The lead single was Through the Wire, a track highlighted by the piercing Chaka Khan sample and Kanye's muddled verses. Through jaws wired shut, post-accident, Kanye told his story (which he goes into more depth later on the album with Last Call), one about his rise through the ranks of producers and relative nobodies to become the golden child of Roc-A-Fella and Def Jam. It was an introduction to a guy who most thought would only amount to one of Jay-Z's right hand men, a la Memphis Bleek or Beanie Sigel.
The next singles were Slow Jamz and All Falls Down. Both great in certain ways (the latter happens to be one of my favorite rap songs ever), but pale in comparison to the impact that the fourth single had on hip-hop, content and Kanye's career.
Jesus Walks was released on May 24, 2004 as a single and its video companions soon followed; three of them, in fact. The track quickly came to define who Kanye West was, and would become, as an artist. Its oddly indicative of the path Chicago would go down as a hip-hop city, foretelling the drill music and restlessness of the gang culture in music that has become pretty common in the Midwest over the last couple of years. It was even more indicative of the self-proclaimed god that would manifest itself out of constant creative changes and media attention.
Much of The Dropout becomes a blueprint for what Kanye's career would look like fleshed out. Though it obviously lacks the hyper-production that is characteristic of each of his last four solo efforts, this album's message and overall voice continues to ring true ten years later. It has its swag rap moments (All Falls Down, Last Call), its conscious views on black culture and society (We Don't Care, Two Words), anti-establishment riffs (Spaceship), and he and Jay going back and forth (Never Let Me Down). The only thing missing from (a majority of) his albums are skits (which are arguably my favorite bits of the record).
What makes this elapsed time so unbelievable, to me at least, is the shelf-life Kanye has achieved.

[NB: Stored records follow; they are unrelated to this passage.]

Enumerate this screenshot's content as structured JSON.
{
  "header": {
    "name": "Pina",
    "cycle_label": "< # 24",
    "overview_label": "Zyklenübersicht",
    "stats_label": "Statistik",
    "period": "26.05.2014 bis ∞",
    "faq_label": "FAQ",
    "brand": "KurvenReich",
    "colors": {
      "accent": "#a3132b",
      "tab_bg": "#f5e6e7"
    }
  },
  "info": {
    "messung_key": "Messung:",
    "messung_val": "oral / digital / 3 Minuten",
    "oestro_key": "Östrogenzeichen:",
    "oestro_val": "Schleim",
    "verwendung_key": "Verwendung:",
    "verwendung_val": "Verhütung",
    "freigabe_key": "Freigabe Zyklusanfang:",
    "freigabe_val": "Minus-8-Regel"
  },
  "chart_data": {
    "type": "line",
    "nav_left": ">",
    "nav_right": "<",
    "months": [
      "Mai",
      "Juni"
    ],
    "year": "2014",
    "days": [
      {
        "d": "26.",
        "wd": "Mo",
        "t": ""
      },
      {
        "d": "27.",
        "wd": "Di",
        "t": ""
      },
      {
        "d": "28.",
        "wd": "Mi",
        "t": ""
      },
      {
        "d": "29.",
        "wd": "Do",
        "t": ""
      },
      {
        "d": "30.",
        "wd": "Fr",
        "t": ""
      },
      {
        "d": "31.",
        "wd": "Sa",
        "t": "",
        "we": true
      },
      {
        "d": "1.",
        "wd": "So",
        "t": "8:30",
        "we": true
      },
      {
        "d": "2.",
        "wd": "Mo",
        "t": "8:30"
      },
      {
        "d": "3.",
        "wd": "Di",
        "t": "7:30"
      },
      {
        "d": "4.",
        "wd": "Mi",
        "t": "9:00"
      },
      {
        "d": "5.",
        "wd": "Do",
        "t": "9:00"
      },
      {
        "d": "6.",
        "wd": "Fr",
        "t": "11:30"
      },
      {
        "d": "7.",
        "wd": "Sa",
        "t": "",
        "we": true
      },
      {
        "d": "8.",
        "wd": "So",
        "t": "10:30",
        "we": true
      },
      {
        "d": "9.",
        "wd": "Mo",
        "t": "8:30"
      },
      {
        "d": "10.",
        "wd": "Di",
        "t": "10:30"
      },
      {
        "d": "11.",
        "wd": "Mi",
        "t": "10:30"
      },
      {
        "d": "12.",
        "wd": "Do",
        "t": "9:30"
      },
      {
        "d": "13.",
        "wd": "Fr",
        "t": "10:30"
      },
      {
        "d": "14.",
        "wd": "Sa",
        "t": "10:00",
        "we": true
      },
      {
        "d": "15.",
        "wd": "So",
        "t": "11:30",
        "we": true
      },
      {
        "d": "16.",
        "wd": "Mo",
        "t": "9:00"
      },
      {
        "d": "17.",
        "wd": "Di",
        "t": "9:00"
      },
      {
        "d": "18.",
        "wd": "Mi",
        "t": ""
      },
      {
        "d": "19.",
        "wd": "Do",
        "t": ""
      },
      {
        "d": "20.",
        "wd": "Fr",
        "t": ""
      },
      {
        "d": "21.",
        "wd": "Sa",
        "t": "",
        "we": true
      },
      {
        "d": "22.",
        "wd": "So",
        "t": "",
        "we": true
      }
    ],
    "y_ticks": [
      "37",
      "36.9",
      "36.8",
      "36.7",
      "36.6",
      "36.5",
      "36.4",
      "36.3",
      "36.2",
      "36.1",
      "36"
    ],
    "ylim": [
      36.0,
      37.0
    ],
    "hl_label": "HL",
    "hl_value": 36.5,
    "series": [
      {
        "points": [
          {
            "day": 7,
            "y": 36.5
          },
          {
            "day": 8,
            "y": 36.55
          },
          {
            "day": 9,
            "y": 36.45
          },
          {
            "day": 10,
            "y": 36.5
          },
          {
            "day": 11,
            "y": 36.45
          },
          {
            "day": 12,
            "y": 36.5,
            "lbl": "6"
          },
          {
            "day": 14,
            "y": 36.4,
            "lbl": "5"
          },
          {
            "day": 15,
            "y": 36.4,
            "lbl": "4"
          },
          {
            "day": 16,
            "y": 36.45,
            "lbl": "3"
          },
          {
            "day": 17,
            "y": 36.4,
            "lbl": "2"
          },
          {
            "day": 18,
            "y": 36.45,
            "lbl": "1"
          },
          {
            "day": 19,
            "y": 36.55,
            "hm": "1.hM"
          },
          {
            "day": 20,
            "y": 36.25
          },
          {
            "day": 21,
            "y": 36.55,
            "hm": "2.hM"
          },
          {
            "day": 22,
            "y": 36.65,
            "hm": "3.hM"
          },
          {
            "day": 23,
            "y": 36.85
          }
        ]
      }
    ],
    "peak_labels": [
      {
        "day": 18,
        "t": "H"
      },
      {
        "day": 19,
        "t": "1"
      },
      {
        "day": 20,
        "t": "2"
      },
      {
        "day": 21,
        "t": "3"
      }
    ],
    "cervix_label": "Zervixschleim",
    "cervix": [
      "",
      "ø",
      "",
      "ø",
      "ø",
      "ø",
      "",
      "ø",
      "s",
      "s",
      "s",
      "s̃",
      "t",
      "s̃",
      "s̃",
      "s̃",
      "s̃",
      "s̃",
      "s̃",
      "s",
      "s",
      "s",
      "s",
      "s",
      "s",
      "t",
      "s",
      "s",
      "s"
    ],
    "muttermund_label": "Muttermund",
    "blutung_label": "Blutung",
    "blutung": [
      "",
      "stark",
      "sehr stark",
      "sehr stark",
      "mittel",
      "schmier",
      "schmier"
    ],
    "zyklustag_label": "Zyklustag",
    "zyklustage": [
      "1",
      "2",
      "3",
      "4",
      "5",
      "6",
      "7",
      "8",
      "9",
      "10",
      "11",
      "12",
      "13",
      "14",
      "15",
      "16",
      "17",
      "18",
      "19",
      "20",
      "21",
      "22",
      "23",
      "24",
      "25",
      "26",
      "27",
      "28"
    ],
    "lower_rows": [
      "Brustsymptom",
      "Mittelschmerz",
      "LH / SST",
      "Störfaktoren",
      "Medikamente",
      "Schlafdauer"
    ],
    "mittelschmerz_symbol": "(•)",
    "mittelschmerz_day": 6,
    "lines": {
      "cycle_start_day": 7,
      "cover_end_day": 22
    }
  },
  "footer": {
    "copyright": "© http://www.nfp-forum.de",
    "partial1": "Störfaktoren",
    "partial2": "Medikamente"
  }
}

In hip-hop, long lasting careers are so hard to come across. Most times guys release records, singles that live on the Billboard charts for a month, cash checks and disappear until they show up on a Complex post about underrated songs from the 00s. In ten years, no other person in the game has reinvented and coined a sound quite like Kanye has. Each album following The Dropout and his sophomore follow-up, Late Registration, has sounded so different from the last, that it constitutes a biennial renaissance.
More importantly, it launched a thousand ships, or careers rather. It opened the door to countless numbers of producers and rappers who embraced the neo-classics and began sampling and cutting records into beats that became the background to an explosion of consciousness in the years that proceeded it.
So, while not everyone can embrace the current iteration of Kanye, it's still easy to reflect on the one of the past. The one from ten years ago, who was intelligent without being abrasive and not yet outspoken.